## Aim of the task
Determine how many lines of the entries contain "processing". Reply with that number alone.

Data records for software interfaces

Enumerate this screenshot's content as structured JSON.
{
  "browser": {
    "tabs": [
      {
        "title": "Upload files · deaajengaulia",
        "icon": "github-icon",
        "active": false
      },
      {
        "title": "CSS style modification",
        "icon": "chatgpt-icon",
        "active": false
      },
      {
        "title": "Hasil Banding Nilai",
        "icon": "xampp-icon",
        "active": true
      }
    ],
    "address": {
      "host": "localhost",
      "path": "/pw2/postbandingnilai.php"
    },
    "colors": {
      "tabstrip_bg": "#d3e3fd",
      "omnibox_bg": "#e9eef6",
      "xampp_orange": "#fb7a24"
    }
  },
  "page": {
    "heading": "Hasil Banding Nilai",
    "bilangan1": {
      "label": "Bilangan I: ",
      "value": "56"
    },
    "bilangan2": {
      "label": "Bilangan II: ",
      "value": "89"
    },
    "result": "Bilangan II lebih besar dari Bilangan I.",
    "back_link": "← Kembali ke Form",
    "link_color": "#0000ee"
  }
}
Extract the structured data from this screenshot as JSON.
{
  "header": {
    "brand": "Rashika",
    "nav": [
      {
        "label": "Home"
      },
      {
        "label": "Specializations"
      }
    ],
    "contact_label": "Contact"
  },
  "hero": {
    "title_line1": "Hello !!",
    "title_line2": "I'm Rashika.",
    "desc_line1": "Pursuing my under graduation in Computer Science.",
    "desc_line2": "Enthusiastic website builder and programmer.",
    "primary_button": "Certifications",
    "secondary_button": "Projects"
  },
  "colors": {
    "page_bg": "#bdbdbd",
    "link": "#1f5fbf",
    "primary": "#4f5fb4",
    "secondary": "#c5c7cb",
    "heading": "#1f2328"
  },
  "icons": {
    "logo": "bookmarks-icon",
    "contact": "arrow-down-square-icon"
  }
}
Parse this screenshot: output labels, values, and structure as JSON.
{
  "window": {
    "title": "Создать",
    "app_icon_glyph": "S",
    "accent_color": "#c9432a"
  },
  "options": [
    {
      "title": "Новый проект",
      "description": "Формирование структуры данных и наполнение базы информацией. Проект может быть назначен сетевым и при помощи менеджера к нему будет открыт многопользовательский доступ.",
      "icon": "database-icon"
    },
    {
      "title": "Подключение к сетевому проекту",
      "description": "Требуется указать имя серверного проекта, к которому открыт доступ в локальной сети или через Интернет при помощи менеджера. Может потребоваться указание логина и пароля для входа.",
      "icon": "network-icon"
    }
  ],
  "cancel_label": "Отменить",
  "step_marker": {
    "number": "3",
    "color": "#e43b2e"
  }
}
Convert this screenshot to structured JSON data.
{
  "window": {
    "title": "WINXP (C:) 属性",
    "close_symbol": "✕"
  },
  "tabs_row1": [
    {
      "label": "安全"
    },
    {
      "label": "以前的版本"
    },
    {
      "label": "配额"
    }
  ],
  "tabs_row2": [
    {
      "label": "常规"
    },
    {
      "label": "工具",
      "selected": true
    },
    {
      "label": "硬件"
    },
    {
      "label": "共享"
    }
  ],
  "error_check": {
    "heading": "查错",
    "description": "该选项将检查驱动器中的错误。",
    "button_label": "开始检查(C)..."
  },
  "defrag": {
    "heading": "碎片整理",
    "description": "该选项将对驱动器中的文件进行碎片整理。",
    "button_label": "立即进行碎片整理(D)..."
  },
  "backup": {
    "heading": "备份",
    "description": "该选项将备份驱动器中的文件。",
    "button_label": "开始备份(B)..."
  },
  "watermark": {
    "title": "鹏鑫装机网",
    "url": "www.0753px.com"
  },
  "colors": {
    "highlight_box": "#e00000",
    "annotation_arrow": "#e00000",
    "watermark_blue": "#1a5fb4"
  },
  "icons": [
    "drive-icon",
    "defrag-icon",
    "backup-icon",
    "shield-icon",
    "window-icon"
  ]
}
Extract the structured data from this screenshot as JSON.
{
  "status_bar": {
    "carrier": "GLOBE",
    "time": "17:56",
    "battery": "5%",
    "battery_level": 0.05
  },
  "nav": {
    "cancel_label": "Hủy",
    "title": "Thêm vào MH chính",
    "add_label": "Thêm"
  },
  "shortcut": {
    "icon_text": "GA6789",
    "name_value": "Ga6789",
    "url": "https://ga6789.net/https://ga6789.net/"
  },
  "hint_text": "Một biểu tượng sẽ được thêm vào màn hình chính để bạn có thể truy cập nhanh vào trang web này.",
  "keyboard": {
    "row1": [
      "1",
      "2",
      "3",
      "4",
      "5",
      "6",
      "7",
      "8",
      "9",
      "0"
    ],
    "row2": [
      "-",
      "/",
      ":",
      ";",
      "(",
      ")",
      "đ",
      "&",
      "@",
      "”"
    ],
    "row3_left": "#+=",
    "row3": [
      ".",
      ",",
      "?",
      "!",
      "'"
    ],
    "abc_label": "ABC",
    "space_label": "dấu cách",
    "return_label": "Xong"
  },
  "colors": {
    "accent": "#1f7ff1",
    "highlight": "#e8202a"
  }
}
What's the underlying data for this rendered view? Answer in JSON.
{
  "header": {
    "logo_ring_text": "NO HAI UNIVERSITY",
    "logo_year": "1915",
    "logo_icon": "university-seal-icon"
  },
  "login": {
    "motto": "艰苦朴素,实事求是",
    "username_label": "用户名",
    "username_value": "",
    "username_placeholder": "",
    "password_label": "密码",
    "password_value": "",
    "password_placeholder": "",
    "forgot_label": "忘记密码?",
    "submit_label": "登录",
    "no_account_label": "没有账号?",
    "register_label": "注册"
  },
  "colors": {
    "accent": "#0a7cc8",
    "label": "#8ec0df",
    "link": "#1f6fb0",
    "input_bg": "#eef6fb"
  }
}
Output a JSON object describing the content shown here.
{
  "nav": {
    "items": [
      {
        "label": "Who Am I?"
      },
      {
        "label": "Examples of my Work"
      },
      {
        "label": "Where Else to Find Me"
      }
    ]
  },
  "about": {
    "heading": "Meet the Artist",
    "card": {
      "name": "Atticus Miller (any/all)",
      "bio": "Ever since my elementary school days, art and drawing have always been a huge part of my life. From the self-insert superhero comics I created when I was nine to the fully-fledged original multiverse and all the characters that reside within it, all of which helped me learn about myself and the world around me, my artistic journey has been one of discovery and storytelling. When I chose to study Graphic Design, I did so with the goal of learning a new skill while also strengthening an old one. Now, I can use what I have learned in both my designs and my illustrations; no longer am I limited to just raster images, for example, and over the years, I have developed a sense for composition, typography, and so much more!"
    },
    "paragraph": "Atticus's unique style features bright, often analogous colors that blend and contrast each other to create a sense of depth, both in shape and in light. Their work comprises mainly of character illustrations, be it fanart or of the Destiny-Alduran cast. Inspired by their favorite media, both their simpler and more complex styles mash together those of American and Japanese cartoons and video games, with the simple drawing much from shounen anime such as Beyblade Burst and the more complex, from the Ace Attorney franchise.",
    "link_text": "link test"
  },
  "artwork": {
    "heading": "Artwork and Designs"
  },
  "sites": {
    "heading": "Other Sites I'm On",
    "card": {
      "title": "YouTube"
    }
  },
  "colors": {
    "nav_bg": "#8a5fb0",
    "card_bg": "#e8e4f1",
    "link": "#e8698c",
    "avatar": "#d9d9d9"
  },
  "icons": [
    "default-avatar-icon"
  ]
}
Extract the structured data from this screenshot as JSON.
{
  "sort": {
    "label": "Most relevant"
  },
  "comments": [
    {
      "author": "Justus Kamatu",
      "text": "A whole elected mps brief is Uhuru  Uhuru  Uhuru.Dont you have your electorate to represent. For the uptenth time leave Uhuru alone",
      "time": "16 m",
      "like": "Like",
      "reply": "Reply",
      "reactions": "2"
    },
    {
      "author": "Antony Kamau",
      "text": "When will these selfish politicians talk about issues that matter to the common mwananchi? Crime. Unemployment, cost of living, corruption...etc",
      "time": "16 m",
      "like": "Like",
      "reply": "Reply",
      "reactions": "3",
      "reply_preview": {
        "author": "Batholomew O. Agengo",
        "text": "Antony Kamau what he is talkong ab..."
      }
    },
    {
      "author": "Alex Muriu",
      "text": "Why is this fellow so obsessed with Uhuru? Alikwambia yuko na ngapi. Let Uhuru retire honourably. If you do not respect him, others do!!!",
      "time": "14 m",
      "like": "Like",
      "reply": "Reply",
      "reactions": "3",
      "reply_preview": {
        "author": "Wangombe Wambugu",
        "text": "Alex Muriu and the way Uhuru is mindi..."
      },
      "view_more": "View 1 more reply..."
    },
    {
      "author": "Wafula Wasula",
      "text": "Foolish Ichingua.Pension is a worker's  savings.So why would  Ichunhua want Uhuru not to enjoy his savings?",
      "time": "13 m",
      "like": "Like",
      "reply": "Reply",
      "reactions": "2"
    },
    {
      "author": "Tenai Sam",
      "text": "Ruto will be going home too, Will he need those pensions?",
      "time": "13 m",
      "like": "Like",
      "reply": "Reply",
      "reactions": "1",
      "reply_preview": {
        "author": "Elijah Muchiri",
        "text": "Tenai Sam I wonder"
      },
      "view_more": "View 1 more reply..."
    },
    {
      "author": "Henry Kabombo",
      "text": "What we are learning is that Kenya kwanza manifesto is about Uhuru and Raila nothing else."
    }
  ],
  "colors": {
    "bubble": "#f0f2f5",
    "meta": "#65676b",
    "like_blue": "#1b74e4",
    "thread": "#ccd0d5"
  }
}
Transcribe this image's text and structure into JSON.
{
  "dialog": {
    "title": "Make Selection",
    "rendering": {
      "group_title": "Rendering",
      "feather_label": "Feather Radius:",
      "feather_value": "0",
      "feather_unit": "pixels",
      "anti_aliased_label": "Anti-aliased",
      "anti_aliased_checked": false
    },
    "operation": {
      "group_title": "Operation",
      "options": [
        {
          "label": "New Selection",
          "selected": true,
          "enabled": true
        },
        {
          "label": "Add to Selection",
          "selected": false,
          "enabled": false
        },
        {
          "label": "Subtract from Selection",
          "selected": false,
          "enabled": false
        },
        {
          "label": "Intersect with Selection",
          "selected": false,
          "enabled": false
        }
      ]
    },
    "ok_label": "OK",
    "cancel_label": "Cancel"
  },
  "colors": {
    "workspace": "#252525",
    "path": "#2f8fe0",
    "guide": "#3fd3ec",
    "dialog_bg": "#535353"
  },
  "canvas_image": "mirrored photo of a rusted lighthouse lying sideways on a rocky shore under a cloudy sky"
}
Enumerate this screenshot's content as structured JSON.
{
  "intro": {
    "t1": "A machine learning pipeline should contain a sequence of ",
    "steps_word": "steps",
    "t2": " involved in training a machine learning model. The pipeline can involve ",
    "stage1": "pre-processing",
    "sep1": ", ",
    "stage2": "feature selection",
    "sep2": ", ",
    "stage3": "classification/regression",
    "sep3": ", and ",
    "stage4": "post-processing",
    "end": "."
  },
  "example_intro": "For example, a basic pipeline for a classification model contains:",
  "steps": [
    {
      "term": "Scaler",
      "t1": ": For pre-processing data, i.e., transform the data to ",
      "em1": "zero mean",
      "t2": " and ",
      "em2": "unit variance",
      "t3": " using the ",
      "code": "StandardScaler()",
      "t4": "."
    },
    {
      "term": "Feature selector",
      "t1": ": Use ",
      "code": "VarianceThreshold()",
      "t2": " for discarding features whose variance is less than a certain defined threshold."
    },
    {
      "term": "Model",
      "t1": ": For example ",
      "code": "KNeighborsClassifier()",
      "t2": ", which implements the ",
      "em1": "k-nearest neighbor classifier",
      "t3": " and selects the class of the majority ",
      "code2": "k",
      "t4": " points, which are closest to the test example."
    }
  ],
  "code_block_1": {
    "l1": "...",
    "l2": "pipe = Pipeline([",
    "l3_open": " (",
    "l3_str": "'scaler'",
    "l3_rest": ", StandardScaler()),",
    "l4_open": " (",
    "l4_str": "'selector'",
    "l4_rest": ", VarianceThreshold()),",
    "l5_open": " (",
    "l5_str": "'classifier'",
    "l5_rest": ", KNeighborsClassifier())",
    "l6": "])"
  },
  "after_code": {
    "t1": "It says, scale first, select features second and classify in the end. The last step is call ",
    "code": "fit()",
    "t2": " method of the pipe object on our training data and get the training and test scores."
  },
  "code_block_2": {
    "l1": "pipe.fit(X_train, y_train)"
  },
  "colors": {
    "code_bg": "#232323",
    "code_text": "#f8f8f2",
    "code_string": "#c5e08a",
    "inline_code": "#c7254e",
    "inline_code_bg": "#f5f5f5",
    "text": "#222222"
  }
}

## Problem solution
3